* **What the task asks**
Give every line of the data again, exactly as it is written.

* **Excerpted data**
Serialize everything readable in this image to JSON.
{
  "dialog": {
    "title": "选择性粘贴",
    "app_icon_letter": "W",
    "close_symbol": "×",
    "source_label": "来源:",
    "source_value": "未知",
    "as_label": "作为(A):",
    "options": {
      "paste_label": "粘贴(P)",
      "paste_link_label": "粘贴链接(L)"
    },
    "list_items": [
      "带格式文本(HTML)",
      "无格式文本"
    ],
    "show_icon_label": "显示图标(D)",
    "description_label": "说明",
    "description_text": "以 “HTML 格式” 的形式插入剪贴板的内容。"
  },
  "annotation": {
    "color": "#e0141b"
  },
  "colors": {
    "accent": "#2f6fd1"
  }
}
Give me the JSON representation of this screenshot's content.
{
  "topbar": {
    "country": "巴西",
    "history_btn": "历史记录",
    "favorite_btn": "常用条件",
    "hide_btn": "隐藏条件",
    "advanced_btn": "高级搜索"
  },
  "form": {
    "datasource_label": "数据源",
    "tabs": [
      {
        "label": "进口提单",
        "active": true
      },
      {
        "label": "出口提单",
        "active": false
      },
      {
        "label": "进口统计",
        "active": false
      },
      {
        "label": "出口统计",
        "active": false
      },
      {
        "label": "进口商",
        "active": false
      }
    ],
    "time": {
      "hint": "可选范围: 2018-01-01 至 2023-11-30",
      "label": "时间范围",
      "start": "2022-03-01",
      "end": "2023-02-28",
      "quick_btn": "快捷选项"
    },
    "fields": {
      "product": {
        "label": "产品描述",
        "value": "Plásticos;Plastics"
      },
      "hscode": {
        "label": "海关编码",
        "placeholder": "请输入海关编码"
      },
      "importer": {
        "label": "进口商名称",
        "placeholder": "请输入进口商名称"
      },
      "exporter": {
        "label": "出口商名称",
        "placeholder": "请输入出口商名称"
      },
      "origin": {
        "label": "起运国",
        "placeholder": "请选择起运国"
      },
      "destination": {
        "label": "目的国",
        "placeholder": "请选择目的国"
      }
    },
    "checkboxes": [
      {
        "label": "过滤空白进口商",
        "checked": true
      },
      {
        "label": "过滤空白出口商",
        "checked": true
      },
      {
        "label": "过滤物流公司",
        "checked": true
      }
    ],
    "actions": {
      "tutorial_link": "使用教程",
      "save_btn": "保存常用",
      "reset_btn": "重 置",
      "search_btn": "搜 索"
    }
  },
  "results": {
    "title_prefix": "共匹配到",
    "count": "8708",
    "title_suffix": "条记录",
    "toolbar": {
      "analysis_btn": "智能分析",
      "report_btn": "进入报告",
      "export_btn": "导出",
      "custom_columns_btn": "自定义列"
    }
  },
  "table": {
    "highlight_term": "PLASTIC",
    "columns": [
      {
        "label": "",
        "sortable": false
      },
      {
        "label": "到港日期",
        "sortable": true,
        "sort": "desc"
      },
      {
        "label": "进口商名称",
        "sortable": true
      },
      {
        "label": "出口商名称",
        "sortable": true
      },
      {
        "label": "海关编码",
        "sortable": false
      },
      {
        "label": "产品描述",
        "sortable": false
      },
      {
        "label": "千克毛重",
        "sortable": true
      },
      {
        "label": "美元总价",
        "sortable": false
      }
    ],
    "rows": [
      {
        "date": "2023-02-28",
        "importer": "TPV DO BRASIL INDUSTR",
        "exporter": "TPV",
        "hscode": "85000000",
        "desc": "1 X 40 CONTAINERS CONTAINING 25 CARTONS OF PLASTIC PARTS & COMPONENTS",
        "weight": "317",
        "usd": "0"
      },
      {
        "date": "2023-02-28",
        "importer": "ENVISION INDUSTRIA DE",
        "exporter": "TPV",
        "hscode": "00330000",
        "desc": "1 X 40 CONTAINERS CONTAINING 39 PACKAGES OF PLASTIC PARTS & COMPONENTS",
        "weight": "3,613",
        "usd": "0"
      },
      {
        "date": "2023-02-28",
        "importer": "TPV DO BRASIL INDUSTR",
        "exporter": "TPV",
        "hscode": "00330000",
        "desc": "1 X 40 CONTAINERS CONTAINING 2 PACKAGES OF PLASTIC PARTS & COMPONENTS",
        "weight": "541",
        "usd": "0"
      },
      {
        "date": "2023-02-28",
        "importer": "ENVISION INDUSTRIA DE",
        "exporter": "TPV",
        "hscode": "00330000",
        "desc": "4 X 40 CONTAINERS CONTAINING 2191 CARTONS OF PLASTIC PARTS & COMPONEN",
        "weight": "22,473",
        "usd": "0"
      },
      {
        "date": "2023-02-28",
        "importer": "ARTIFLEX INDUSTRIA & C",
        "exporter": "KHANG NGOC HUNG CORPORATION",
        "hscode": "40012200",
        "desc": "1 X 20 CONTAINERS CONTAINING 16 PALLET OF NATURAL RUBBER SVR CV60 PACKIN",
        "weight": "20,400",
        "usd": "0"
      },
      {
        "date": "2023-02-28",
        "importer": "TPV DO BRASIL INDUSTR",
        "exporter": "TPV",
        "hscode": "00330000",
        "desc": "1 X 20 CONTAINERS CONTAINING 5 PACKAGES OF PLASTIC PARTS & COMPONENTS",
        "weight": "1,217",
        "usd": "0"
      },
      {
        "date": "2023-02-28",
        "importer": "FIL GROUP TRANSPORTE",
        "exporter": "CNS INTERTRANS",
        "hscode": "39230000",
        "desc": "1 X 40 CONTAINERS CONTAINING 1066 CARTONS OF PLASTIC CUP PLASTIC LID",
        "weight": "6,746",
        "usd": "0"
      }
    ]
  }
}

* **Output of the exercise**
Serialize everything readable in this image to JSON.
{
  "dialog": {
    "title": "选择性粘贴",
    "app_icon_letter": "W",
    "close_symbol": "×",
    "source_label": "来源:",
    "source_value": "未知",
    "as_label": "作为(A):",
    "options": {
      "paste_label": "粘贴(P)",
      "paste_link_label": "粘贴链接(L)"
    },
    "list_items": [
      "带格式文本(HTML)",
      "无格式文本"
    ],
    "show_icon_label": "显示图标(D)",
    "description_label": "说明",
    "description_text": "以 “HTML 格式” 的形式插入剪贴板的内容。"
  },
  "annotation": {
    "color": "#e0141b"
  },
  "colors": {
    "accent": "#2f6fd1"
  }
}
Give me the JSON representation of this screenshot's content.
{
  "topbar": {
    "country": "巴西",
    "history_btn": "历史记录",
    "favorite_btn": "常用条件",
    "hide_btn": "隐藏条件",
    "advanced_btn": "高级搜索"
  },
  "form": {
    "datasource_label": "数据源",
    "tabs": [
      {
        "label": "进口提单",
        "active": true
      },
      {
        "label": "出口提单",
        "active": false
      },
      {
        "label": "进口统计",
        "active": false
      },
      {
        "label": "出口统计",
        "active": false
      },
      {
        "label": "进口商",
        "active": false
      }
    ],
    "time": {
      "hint": "可选范围: 2018-01-01 至 2023-11-30",
      "label": "时间范围",
      "start": "2022-03-01",
      "end": "2023-02-28",
      "quick_btn": "快捷选项"
    },
    "fields": {
      "product": {
        "label": "产品描述",
        "value": "Plásticos;Plastics"
      },
      "hscode": {
        "label": "海关编码",
        "placeholder": "请输入海关编码"
      },
      "importer": {
        "label": "进口商名称",
        "placeholder": "请输入进口商名称"
      },
      "exporter": {
        "label": "出口商名称",
        "placeholder": "请输入出口商名称"
      },
      "origin": {
        "label": "起运国",
        "placeholder": "请选择起运国"
      },
      "destination": {
        "label": "目的国",
        "placeholder": "请选择目的国"
      }
    },
    "checkboxes": [
      {
        "label": "过滤空白进口商",
        "checked": true
      },
      {
        "label": "过滤空白出口商",
        "checked": true
      },
      {
        "label": "过滤物流公司",
        "checked": true
      }
    ],
    "actions": {
      "tutorial_link": "使用教程",
      "save_btn": "保存常用",
      "reset_btn": "重 置",
      "search_btn": "搜 索"
    }
  },
  "results": {
    "title_prefix": "共匹配到",
    "count": "8708",
    "title_suffix": "条记录",
    "toolbar": {
      "analysis_btn": "智能分析",
      "report_btn": "进入报告",
      "export_btn": "导出",
      "custom_columns_btn": "自定义列"
    }
  },
  "table": {
    "highlight_term": "PLASTIC",
    "columns": [
      {
        "label": "",
        "sortable": false
      },
      {
        "label": "到港日期",
        "sortable": true,
        "sort": "desc"
      },
      {
        "label": "进口商名称",
        "sortable": true
      },
      {
        "label": "出口商名称",
        "sortable": true
      },
      {
        "label": "海关编码",
        "sortable": false
      },
      {
        "label": "产品描述",
        "sortable": false
      },
      {
        "label": "千克毛重",
        "sortable": true
      },
      {
        "label": "美元总价",
        "sortable": false
      }
    ],
    "rows": [
      {
        "date": "2023-02-28",
        "importer": "TPV DO BRASIL INDUSTR",
        "exporter": "TPV",
        "hscode": "85000000",
        "desc": "1 X 40 CONTAINERS CONTAINING 25 CARTONS OF PLASTIC PARTS & COMPONENTS",
        "weight": "317",
        "usd": "0"
      },
      {
        "date": "2023-02-28",
        "importer": "ENVISION INDUSTRIA DE",
        "exporter": "TPV",
        "hscode": "00330000",
        "desc": "1 X 40 CONTAINERS CONTAINING 39 PACKAGES OF PLASTIC PARTS & COMPONENTS",
        "weight": "3,613",
        "usd": "0"
      },
      {
        "date": "2023-02-28",
        "importer": "TPV DO BRASIL INDUSTR",
        "exporter": "TPV",
        "hscode": "00330000",
        "desc": "1 X 40 CONTAINERS CONTAINING 2 PACKAGES OF PLASTIC PARTS & COMPONENTS",
        "weight": "541",
        "usd": "0"
      },
      {
        "date": "2023-02-28",
        "importer": "ENVISION INDUSTRIA DE",
        "exporter": "TPV",
        "hscode": "00330000",
        "desc": "4 X 40 CONTAINERS CONTAINING 2191 CARTONS OF PLASTIC PARTS & COMPONEN",
        "weight": "22,473",
        "usd": "0"
      },
      {
        "date": "2023-02-28",
        "importer": "ARTIFLEX INDUSTRIA & C",
        "exporter": "KHANG NGOC HUNG CORPORATION",
        "hscode": "40012200",
        "desc": "1 X 20 CONTAINERS CONTAINING 16 PALLET OF NATURAL RUBBER SVR CV60 PACKIN",
        "weight": "20,400",
        "usd": "0"
      },
      {
        "date": "2023-02-28",
        "importer": "TPV DO BRASIL INDUSTR",
        "exporter": "TPV",
        "hscode": "00330000",
        "desc": "1 X 20 CONTAINERS CONTAINING 5 PACKAGES OF PLASTIC PARTS & COMPONENTS",
        "weight": "1,217",
        "usd": "0"
      },
      {
        "date": "2023-02-28",
        "importer": "FIL GROUP TRANSPORTE",
        "exporter": "CNS INTERTRANS",
        "hscode": "39230000",
        "desc": "1 X 40 CONTAINERS CONTAINING 1066 CARTONS OF PLASTIC CUP PLASTIC LID",
        "weight": "6,746",
        "usd": "0"
      }
    ]
  }
}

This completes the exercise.